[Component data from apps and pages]
┄┄┄┄┄┄┄┄┄┄┄┄┄┄┄┄┄┄┄┄

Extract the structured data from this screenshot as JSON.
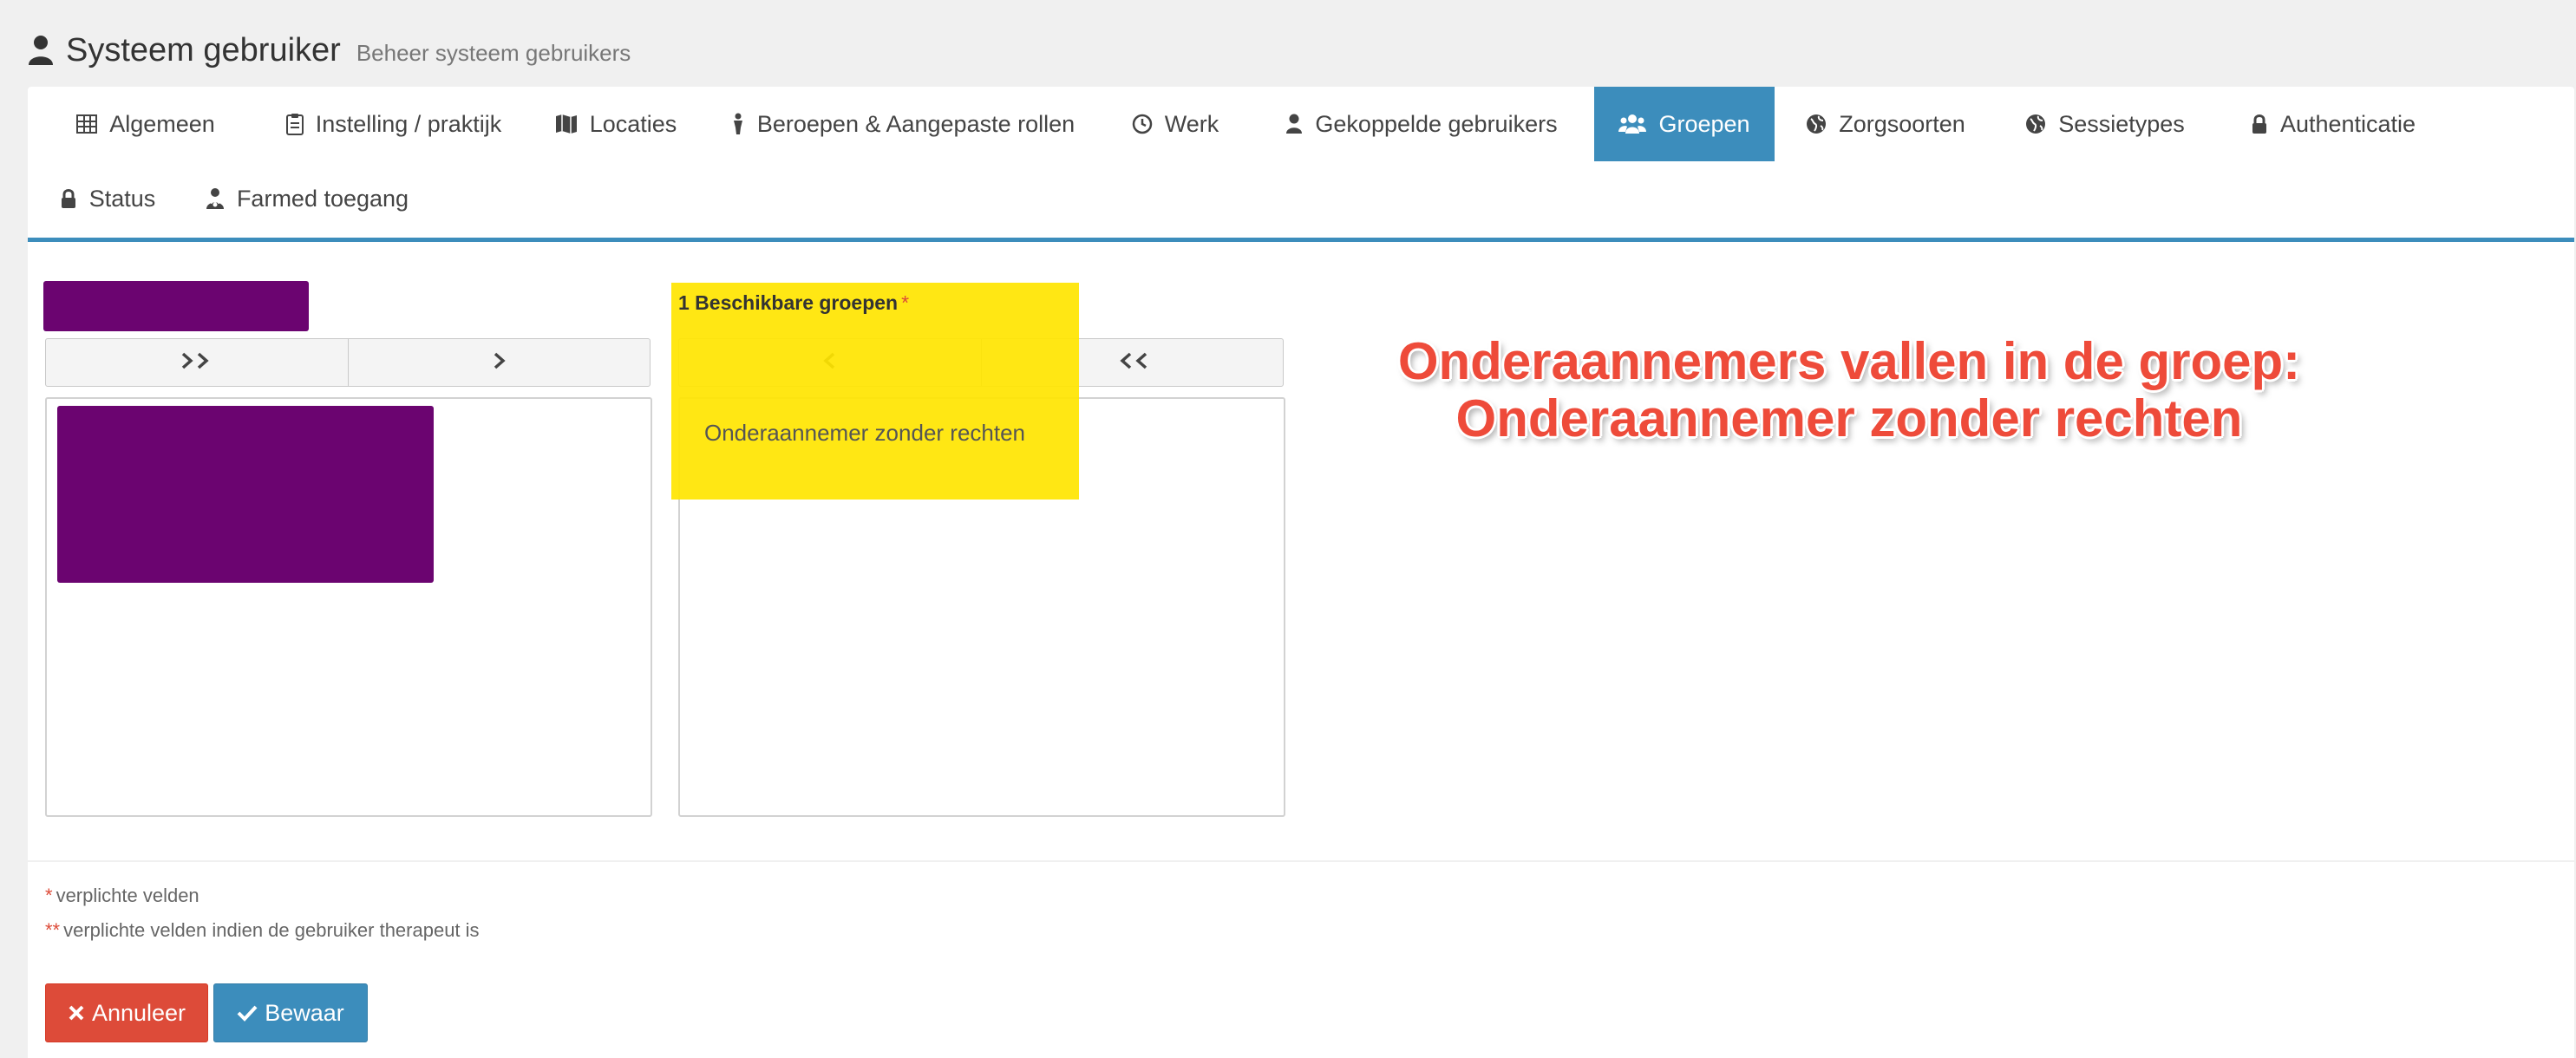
{
  "header": {
    "title": "Systeem gebruiker",
    "subtitle": "Beheer systeem gebruikers",
    "icon": "user-icon"
  },
  "tabs": [
    {
      "label": "Algemeen",
      "icon": "table-icon"
    },
    {
      "label": "Instelling / praktijk",
      "icon": "clipboard-icon"
    },
    {
      "label": "Locaties",
      "icon": "map-icon"
    },
    {
      "label": "Beroepen & Aangepaste rollen",
      "icon": "person-icon"
    },
    {
      "label": "Werk",
      "icon": "clock-icon"
    },
    {
      "label": "Gekoppelde gebruikers",
      "icon": "user-icon"
    },
    {
      "label": "Groepen",
      "icon": "users-icon",
      "active": true
    },
    {
      "label": "Zorgsoorten",
      "icon": "globe-icon"
    },
    {
      "label": "Sessietypes",
      "icon": "globe-icon"
    },
    {
      "label": "Authenticatie",
      "icon": "lock-icon"
    },
    {
      "label": "Status",
      "icon": "lock-icon"
    },
    {
      "label": "Farmed toegang",
      "icon": "user-md-icon"
    }
  ],
  "available_groups": {
    "label": "1 Beschikbare groepen",
    "required_mark": "*",
    "options": [
      "Onderaannemer zonder rechten"
    ]
  },
  "annotation": {
    "line1": "Onderaannemers vallen in de groep:",
    "line2": "Onderaannemer zonder rechten"
  },
  "notes": {
    "required_mark": "*",
    "required_text": "verplichte velden",
    "therapist_mark": "**",
    "therapist_text": "verplichte velden indien de gebruiker therapeut is"
  },
  "actions": {
    "cancel_label": "Annuleer",
    "save_label": "Bewaar"
  },
  "colors": {
    "primary": "#3c8dbc",
    "danger": "#dd4b39",
    "redacted": "#6b0470",
    "highlight": "#ffe500",
    "annotation": "#ee4b3a"
  }
}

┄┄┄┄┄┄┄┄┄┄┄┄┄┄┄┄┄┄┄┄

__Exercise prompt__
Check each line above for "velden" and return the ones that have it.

__Answer for the task__
    "required_text": "verplichte velden",
    "therapist_text": "verplichte velden indien de gebruiker therapeut is"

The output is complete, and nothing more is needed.